Wednesday night’s marathon Brexit votes in the Commons showed that there is no Parliamentary majority for a “no deal” Brexit. The Spelman/Dromey amendment passed 318 to 310 with my full backing.
It’s an important message but it’s not binding. With only 54 days to go before we leave the EU, and with Labour Yvette Cooper’s amendment defeated, there is still a very real risk of ending up with “no deal” by accident.
The EU has been very clear that they won’t renegotiate the withdrawal agreement, yet the Prime Minister heads back to Brussels with nothing else to offer. The only difference from her Plan A is its now called Plan B.
We’ve now got two weeks until the PM returns to the Commons for further debates and votes. The option of a People’s vote still remains on the table and is still my preferred choice. As a long-standing supporter of the campaign for a further public vote, I’m pleased that Labour’s official amendment backed up our conference motion and noted that this is now one of the only two remaining options. It’s extremely disappointing that none of the Tory People’s Vote campaigners gave it their backing. However, it did attract 296 votes in favour of it.
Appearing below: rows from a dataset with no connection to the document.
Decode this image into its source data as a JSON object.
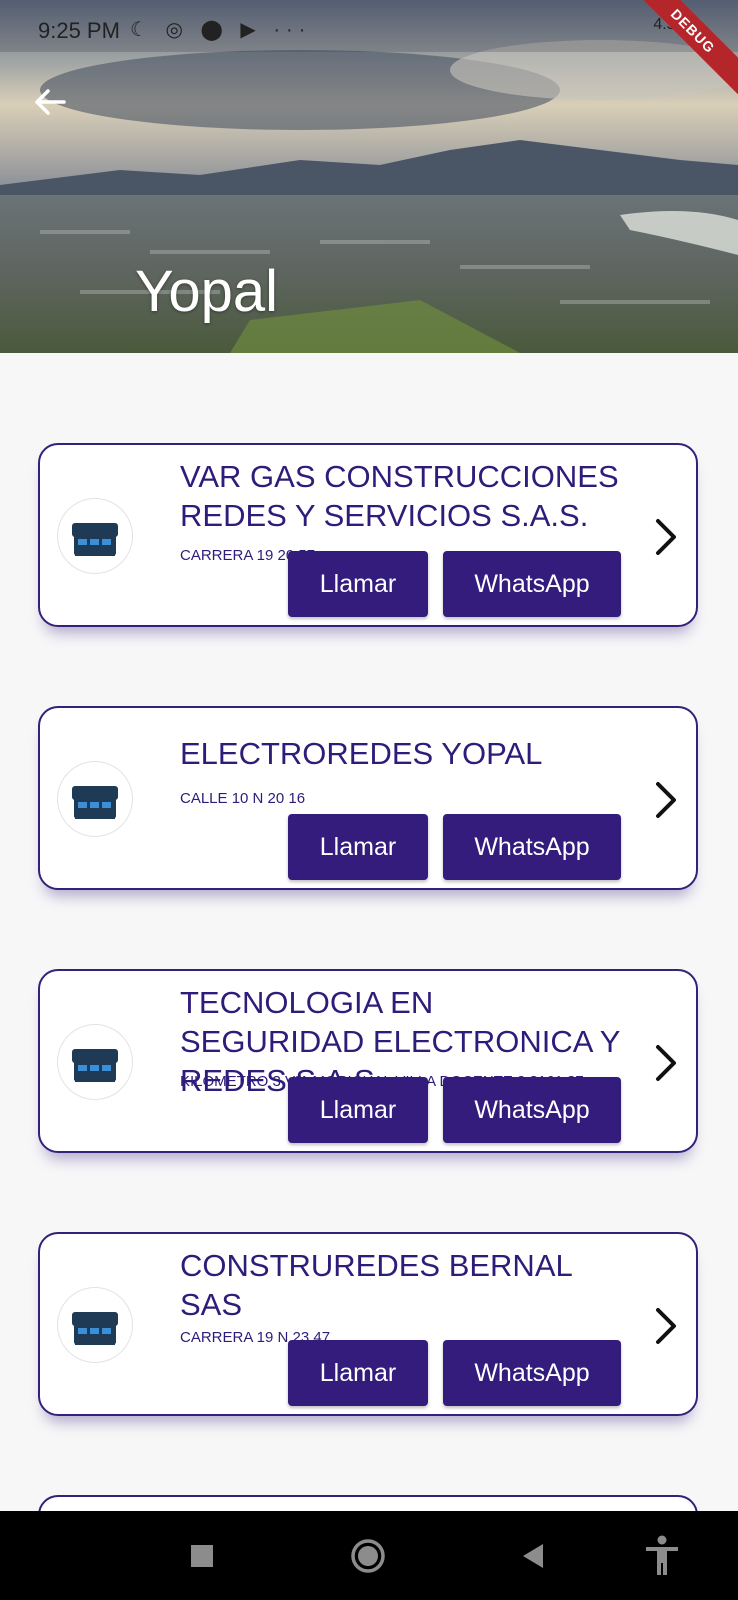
{
  "status_bar": {
    "time": "9:25 PM",
    "network_label": "4.5G",
    "debug_label": "DEBUG"
  },
  "header": {
    "title": "Yopal",
    "back_icon": "arrow-left-icon"
  },
  "listings": [
    {
      "name": "VAR GAS CONSTRUCCIONES REDES Y SERVICIOS S.A.S.",
      "address": "CARRERA 19 20 57",
      "call_label": "Llamar",
      "whatsapp_label": "WhatsApp"
    },
    {
      "name": "ELECTROREDES YOPAL",
      "address": "CALLE 10 N 20 16",
      "call_label": "Llamar",
      "whatsapp_label": "WhatsApp"
    },
    {
      "name": "TECNOLOGIA EN SEGURIDAD ELECTRONICA Y REDES S.A.S.",
      "address": "KILOMETRO 3 VIA MORICHAL VILLA DOCENTE 2 8161 87",
      "call_label": "Llamar",
      "whatsapp_label": "WhatsApp"
    },
    {
      "name": "CONSTRUREDES BERNAL SAS",
      "address": "CARRERA 19 N 23 47",
      "call_label": "Llamar",
      "whatsapp_label": "WhatsApp"
    }
  ],
  "colors": {
    "primary": "#331c7c",
    "text_primary": "#2f1c7a",
    "background": "#f7f7f8",
    "debug_banner": "#b5262b"
  }
}
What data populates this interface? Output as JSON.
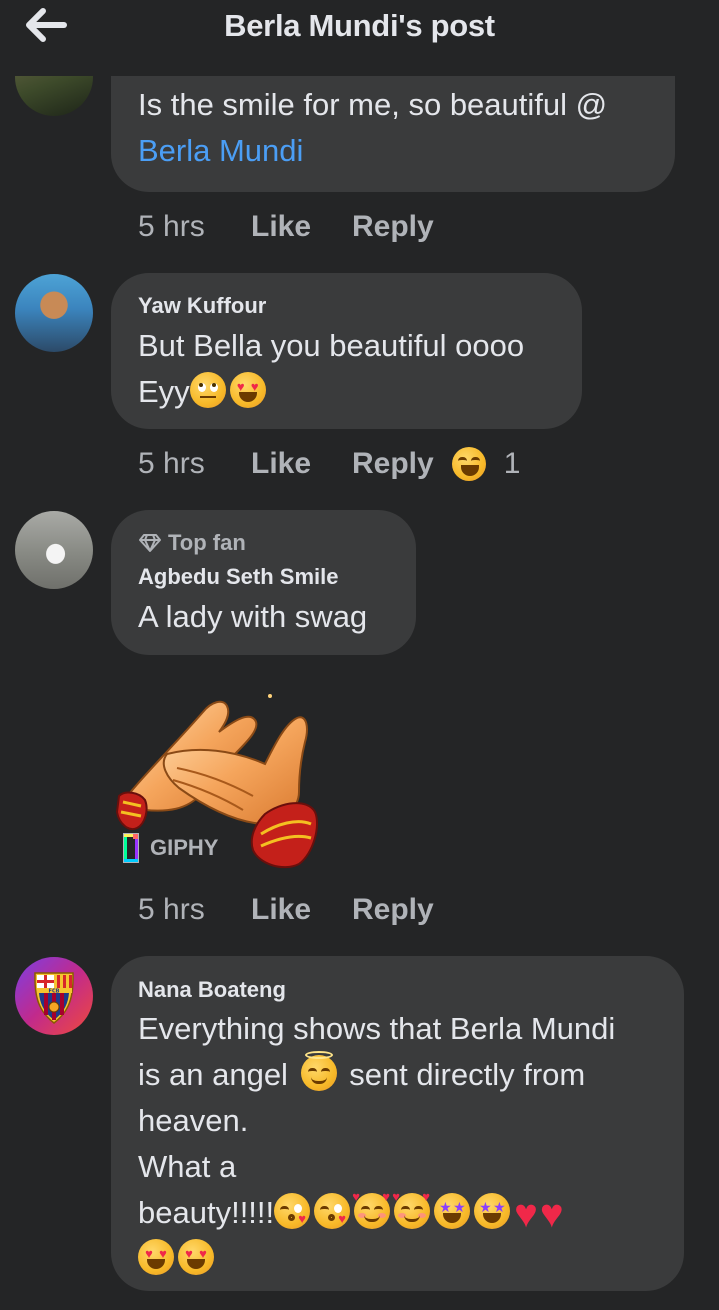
{
  "header": {
    "title": "Berla Mundi's post",
    "back_icon": "arrow-left-icon"
  },
  "comments": [
    {
      "author": "",
      "text_line1": "Is the smile for me, so beautiful @",
      "mention": "Berla Mundi",
      "time": "5 hrs",
      "like": "Like",
      "reply": "Reply"
    },
    {
      "author": "Yaw Kuffour",
      "text_line1": "But Bella you beautiful oooo",
      "text_line2": "Eyy",
      "line2_emojis": [
        "face-with-rolling-eyes",
        "smiling-face-with-heart-eyes"
      ],
      "time": "5 hrs",
      "like": "Like",
      "reply": "Reply",
      "reaction_icon": "laughing-face-emoji",
      "reaction_count": "1"
    },
    {
      "badge": "Top fan",
      "badge_icon": "diamond-icon",
      "author": "Agbedu Seth Smile",
      "text": "A lady with swag",
      "gif_source": "GIPHY",
      "gif_icon": "clapping-hands-gif",
      "time": "5 hrs",
      "like": "Like",
      "reply": "Reply"
    },
    {
      "author": "Nana Boateng",
      "line1": "Everything shows that Berla Mundi",
      "line2a": "is an angel",
      "line2b": "sent directly from",
      "line3": "heaven.",
      "line4": "What a",
      "line5": "beauty!!!!!",
      "line2_emoji": "smiling-face-with-halo",
      "line5_emojis": [
        "face-blowing-a-kiss",
        "face-blowing-a-kiss",
        "smiling-face-with-hearts",
        "smiling-face-with-hearts",
        "star-struck",
        "star-struck",
        "red-heart",
        "red-heart"
      ],
      "line6_emojis": [
        "smiling-face-with-heart-eyes",
        "smiling-face-with-heart-eyes"
      ]
    }
  ],
  "colors": {
    "background": "#242526",
    "bubble": "#3a3b3c",
    "text": "#e4e6eb",
    "secondary_text": "#b0b3b8",
    "mention": "#4b9ef5"
  }
}
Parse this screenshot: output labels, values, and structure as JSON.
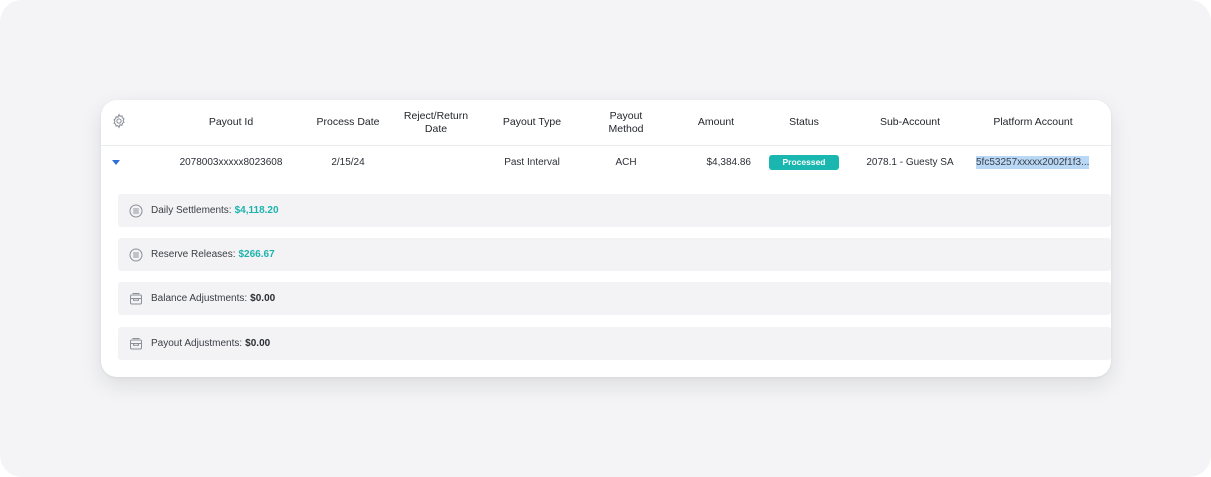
{
  "columns": [
    "Payout Id",
    "Process Date",
    "Reject/Return Date",
    "Payout Type",
    "Payout Method",
    "Amount",
    "Status",
    "Sub-Account",
    "Platform Account"
  ],
  "columns_display": {
    "payout_id": "Payout Id",
    "process_date": "Process Date",
    "reject_return_date_line1": "Reject/Return",
    "reject_return_date_line2": "Date",
    "payout_type": "Payout Type",
    "payout_method_line1": "Payout",
    "payout_method_line2": "Method",
    "amount": "Amount",
    "status": "Status",
    "sub_account": "Sub-Account",
    "platform_account": "Platform Account"
  },
  "row": {
    "payout_id": "2078003xxxxx8023608",
    "process_date": "2/15/24",
    "reject_return_date": "",
    "payout_type": "Past Interval",
    "payout_method": "ACH",
    "amount": "$4,384.86",
    "status": "Processed",
    "sub_account": "2078.1 - Guesty SA",
    "platform_account": "5fc53257xxxxx2002f1f3..."
  },
  "summaries": [
    {
      "label": "Daily Settlements:",
      "value": "$4,118.20",
      "icon": "list-icon"
    },
    {
      "label": "Reserve Releases:",
      "value": "$266.67",
      "icon": "list-icon"
    },
    {
      "label": "Balance Adjustments:",
      "value": "$0.00",
      "icon": "tray-icon"
    },
    {
      "label": "Payout Adjustments:",
      "value": "$0.00",
      "icon": "tray-icon"
    }
  ],
  "colors": {
    "status_badge": "#19b7b0",
    "accent_value": "#1db3ad",
    "caret": "#2f6fd6",
    "selection_highlight": "#b9d8f5"
  }
}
On Monday night I voted against the second reading of the deeply flawed Immigration Bill. It’s based on a false conflation of ‘high-skilled’ with ‘high-paid’ when there are many vital jobs that aren’t paid over £30,000 but are nonetheless highly skilled, including many NHS workers. It is fuelled by crude anti-migrant rhetoric rather than the best interests of our economy and public services. Furthermore, it would give the Secretary of State to introduce a new immigration system without scrutiny or oversight of Parliament. You can read the speech I made in the debate here.
I’m sorry that despite Labour’s opposition it passed its second reading, and I intend to sponsor a number of amendments when the bill returns to the Commons. In particular, the unfair law that prevents people working whilst they’re waiting for their asylum claim to be processed. It forces people into poverty for no good reason and there’s overwhelming public support to lift the ban. I’ll be working cross-party to try and achieve this.
Over the weekend I attended a beautiful service and Kiddush in recognition of Rabbi David Mason’s 10th year at Muswell Hill Synagogue followed by a very well attended door knocking session in Crouch End listening to local people’s concerns.